Even so it is in the language of man, and in that of nature. The sound sun, or the figures s, u, n, are purely arbitrary modes of recalling the object, and for visual mere objects they are not only sufficient, but have infinite advantages from their very nothingness per se. But the language
of nature is a subordinate Logos, that was in the beginning, and was with the thing it represented, and was the thing it represented.

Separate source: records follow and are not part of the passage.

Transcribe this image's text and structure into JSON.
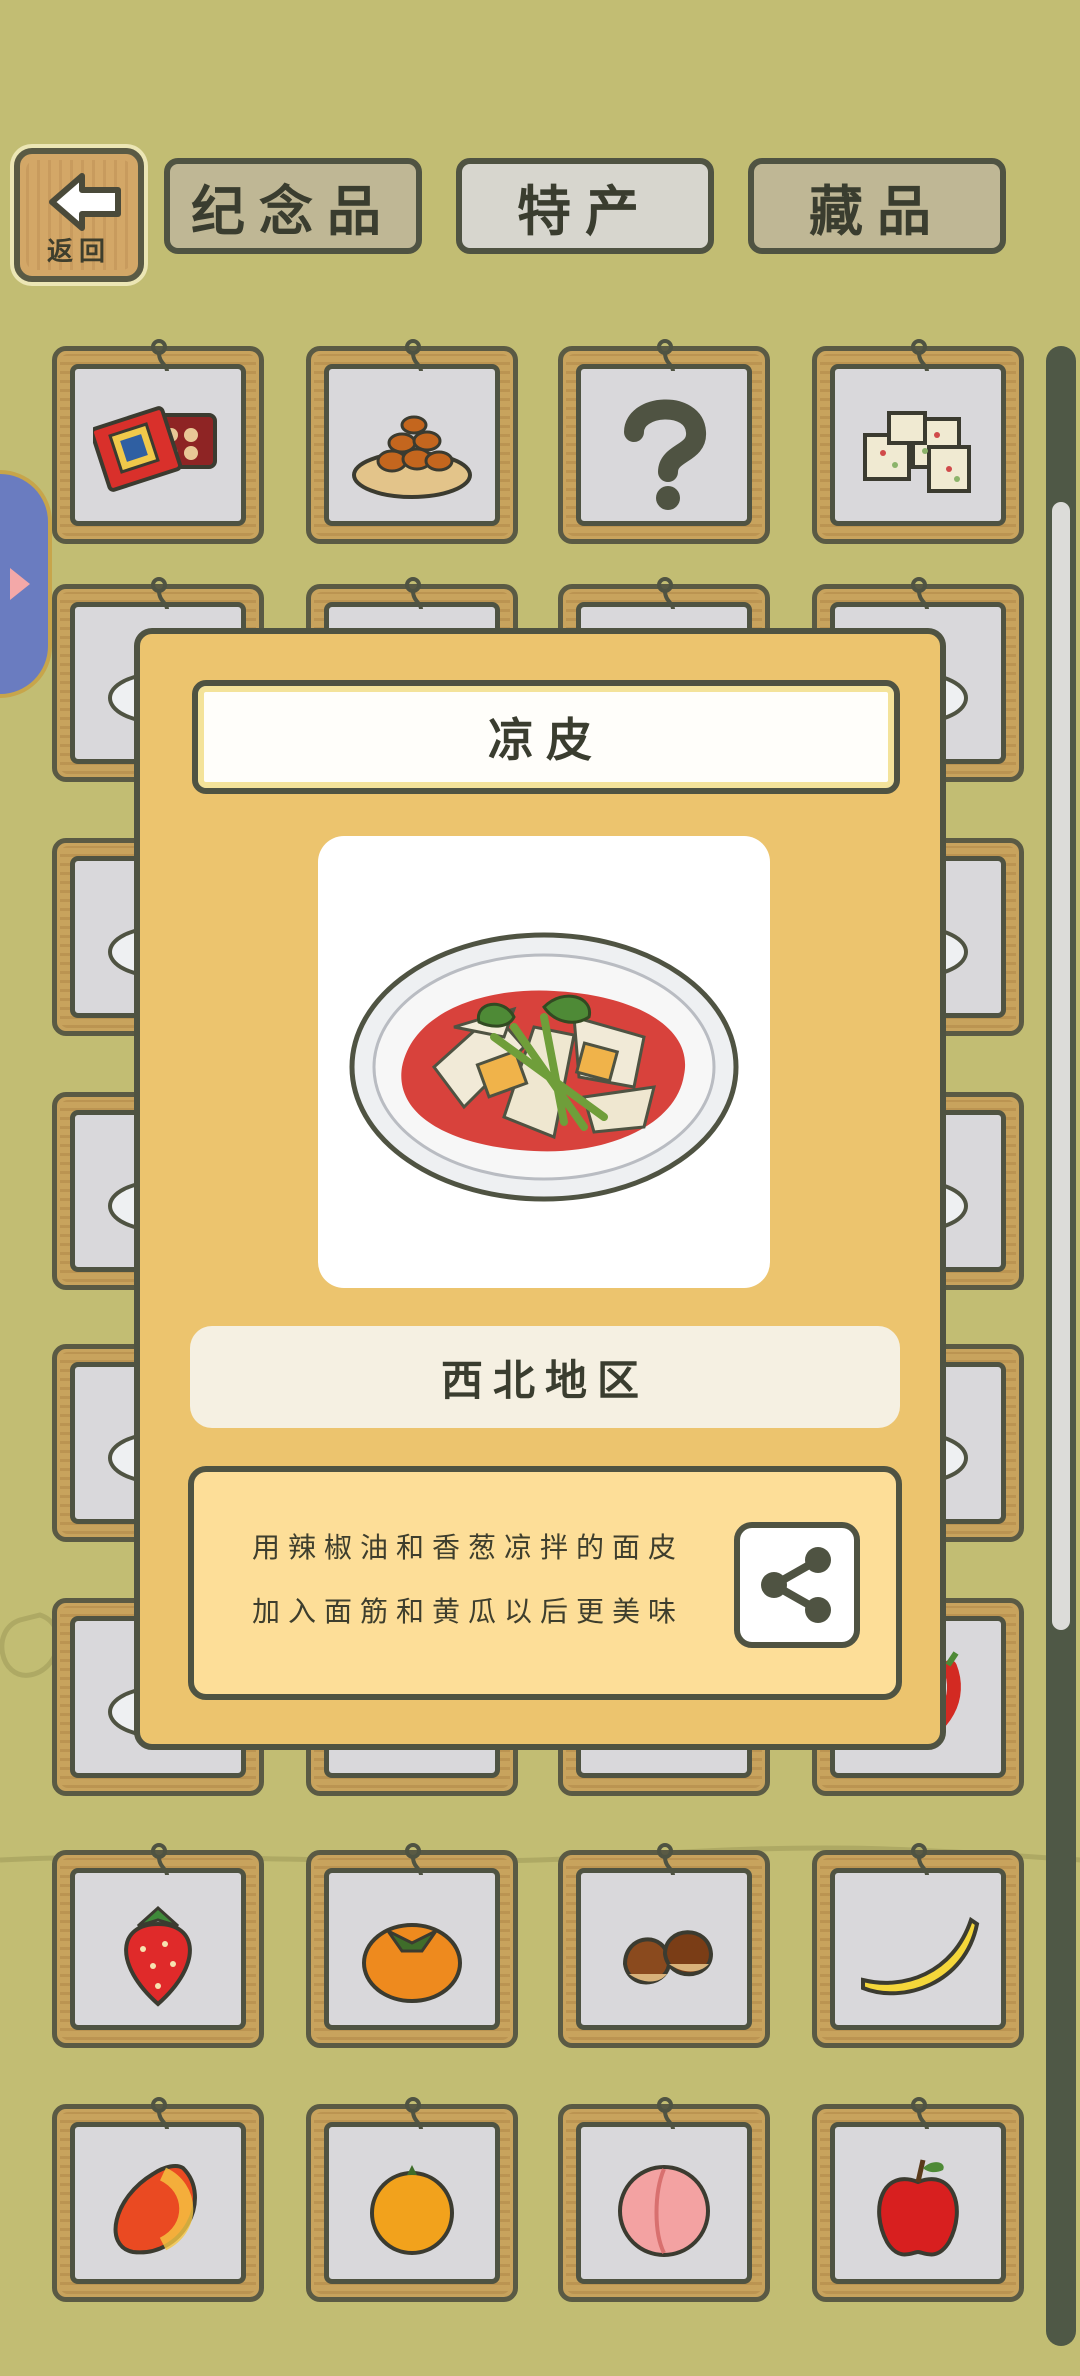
{
  "back_button": {
    "label": "返回"
  },
  "tabs": [
    {
      "label": "纪念品",
      "state": "inactive"
    },
    {
      "label": "特产",
      "state": "active"
    },
    {
      "label": "藏品",
      "state": "inactive"
    }
  ],
  "grid_items": [
    {
      "icon": "gift-box-icon"
    },
    {
      "icon": "fried-dough-plate-icon"
    },
    {
      "icon": "question-mark-icon"
    },
    {
      "icon": "nougat-icon"
    },
    {
      "icon": "food-icon"
    },
    {
      "icon": "food-icon"
    },
    {
      "icon": "food-icon"
    },
    {
      "icon": "food-icon"
    },
    {
      "icon": "food-icon"
    },
    {
      "icon": "food-icon"
    },
    {
      "icon": "food-icon"
    },
    {
      "icon": "food-icon"
    },
    {
      "icon": "food-icon"
    },
    {
      "icon": "food-icon"
    },
    {
      "icon": "food-icon"
    },
    {
      "icon": "food-icon"
    },
    {
      "icon": "food-icon"
    },
    {
      "icon": "food-icon"
    },
    {
      "icon": "food-icon"
    },
    {
      "icon": "food-icon"
    },
    {
      "icon": "food-icon"
    },
    {
      "icon": "food-icon"
    },
    {
      "icon": "food-icon"
    },
    {
      "icon": "chili-icon"
    },
    {
      "icon": "strawberry-icon"
    },
    {
      "icon": "persimmon-icon"
    },
    {
      "icon": "chestnut-icon"
    },
    {
      "icon": "banana-icon"
    },
    {
      "icon": "mango-icon"
    },
    {
      "icon": "orange-icon"
    },
    {
      "icon": "peach-icon"
    },
    {
      "icon": "apple-icon"
    }
  ],
  "detail_modal": {
    "title": "凉皮",
    "image_icon": "liangpi-plate-icon",
    "region": "西北地区",
    "description_line1": "用辣椒油和香葱凉拌的面皮",
    "description_line2": "加入面筋和黄瓜以后更美味",
    "share_icon": "share-icon"
  },
  "colors": {
    "background": "#c2bd73",
    "modal": "#ecc46e",
    "description_box": "#fdde98",
    "border": "#4f5342"
  }
}
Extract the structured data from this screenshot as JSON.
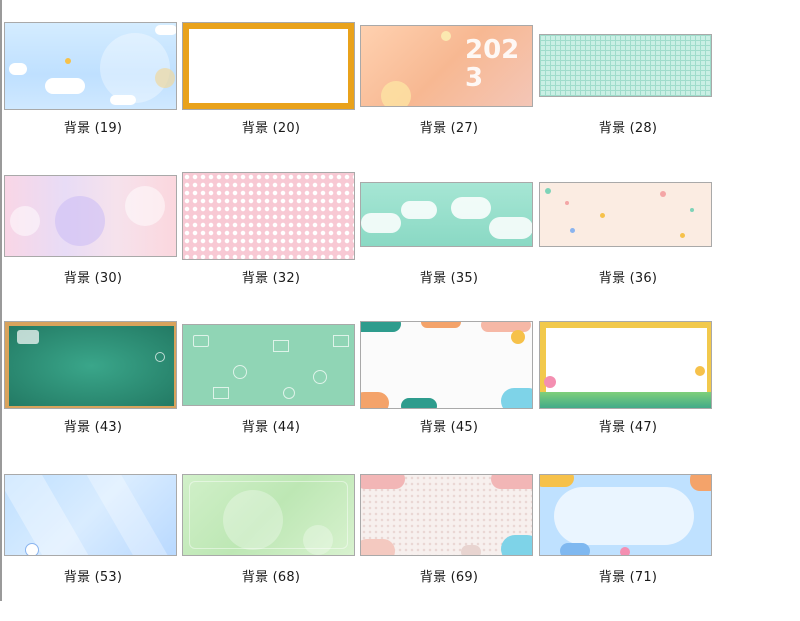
{
  "window": {
    "title": "背景"
  },
  "thumbnails": [
    {
      "label": "背景 (19)",
      "style": "sky"
    },
    {
      "label": "背景 (20)",
      "style": "orange-frame"
    },
    {
      "label": "背景 (27)",
      "style": "peach-2023",
      "text": "2023"
    },
    {
      "label": "背景 (28)",
      "style": "mint-grid"
    },
    {
      "label": "背景 (30)",
      "style": "pastel-bokeh"
    },
    {
      "label": "背景 (32)",
      "style": "pink-check"
    },
    {
      "label": "背景 (35)",
      "style": "mint-clouds"
    },
    {
      "label": "背景 (36)",
      "style": "cream-confetti"
    },
    {
      "label": "背景 (43)",
      "style": "chalkboard"
    },
    {
      "label": "背景 (44)",
      "style": "green-doodle"
    },
    {
      "label": "背景 (45)",
      "style": "white-blobs"
    },
    {
      "label": "背景 (47)",
      "style": "gold-frame"
    },
    {
      "label": "背景 (53)",
      "style": "blue-diagonal"
    },
    {
      "label": "背景 (68)",
      "style": "green-soft"
    },
    {
      "label": "背景 (69)",
      "style": "pink-dots"
    },
    {
      "label": "背景 (71)",
      "style": "blue-cloud-frame"
    }
  ],
  "colors": {
    "page_background": "#ffffff",
    "caption_text": "#1a1a1a",
    "thumb_border": "#a9a9a9"
  }
}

Now the language of Shakspeare, in his Lear for instance, is a something intermediate between these two; or rather it is the former blended with the latter,--the arbitrary, not merely recalling the cold notion of the thing, but expressing the reality of it, and, as arbitrary language is an heir-loom of the human race, being itself a part of that which it manifests. What shall I deduce from the preceding positions ? Even this,—the appropriate, the never to be too much valued advantage of the theatre, if only the actors were what we know they have been,-a delightful, yet most effectual remedy for this dead palsy of the public mind. What would appear mad or ludicrous in a book, when presented to the senses under the form of reality, and with the truth of nature, supplies a species of actual experience. This is indeed the special privilege of a great actor over a great poet. No part was ever played in perfection, but nature justified herself in the hearts of all her children, in what state soever they were, short of absolute moral exhaustion, or downright stupidity. There is no time given to ask? questions, or to pass judgments; we are taken by storm, and, though in the histrionic art many a clumsy counterfeit, by caricature of one or two features, may gain applause as a fine likeness, yet never was the very thing rejected as a counterfeit.